Data for processing:
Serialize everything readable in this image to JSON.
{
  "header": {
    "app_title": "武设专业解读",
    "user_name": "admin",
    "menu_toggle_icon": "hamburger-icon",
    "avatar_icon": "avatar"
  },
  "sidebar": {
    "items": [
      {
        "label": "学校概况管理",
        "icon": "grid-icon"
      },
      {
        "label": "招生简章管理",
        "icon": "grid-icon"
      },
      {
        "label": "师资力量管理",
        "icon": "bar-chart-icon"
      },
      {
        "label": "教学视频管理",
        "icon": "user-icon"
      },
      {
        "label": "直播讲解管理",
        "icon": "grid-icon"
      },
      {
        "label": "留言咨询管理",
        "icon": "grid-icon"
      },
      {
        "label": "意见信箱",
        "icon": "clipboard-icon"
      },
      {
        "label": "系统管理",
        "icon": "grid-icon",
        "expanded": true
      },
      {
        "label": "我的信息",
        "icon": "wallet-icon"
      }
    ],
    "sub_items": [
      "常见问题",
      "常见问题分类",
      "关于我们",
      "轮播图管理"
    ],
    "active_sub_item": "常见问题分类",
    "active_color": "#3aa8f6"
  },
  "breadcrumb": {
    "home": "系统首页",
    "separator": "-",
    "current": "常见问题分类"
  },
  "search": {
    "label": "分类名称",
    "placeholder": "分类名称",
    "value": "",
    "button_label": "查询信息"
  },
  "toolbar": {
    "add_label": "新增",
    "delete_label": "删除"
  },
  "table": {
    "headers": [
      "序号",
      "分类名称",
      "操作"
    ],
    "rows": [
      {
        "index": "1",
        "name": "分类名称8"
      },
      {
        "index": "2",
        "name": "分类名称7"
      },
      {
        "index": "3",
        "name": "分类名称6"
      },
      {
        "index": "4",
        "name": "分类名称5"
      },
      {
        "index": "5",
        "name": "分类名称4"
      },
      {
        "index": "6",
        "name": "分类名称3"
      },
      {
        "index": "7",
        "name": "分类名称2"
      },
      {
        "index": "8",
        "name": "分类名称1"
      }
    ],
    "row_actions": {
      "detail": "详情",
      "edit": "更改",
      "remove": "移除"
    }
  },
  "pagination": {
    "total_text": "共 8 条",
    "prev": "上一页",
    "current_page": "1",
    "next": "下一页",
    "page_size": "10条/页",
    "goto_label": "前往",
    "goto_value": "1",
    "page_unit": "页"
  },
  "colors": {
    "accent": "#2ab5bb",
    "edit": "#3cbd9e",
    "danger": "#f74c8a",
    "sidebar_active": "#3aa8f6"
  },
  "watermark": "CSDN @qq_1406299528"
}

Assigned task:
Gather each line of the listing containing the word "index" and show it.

Response for this exercise:
        "index": "1",
        "index": "2",
        "index": "3",
        "index": "4",
        "index": "5",
        "index": "6",
        "index": "7",
        "index": "8",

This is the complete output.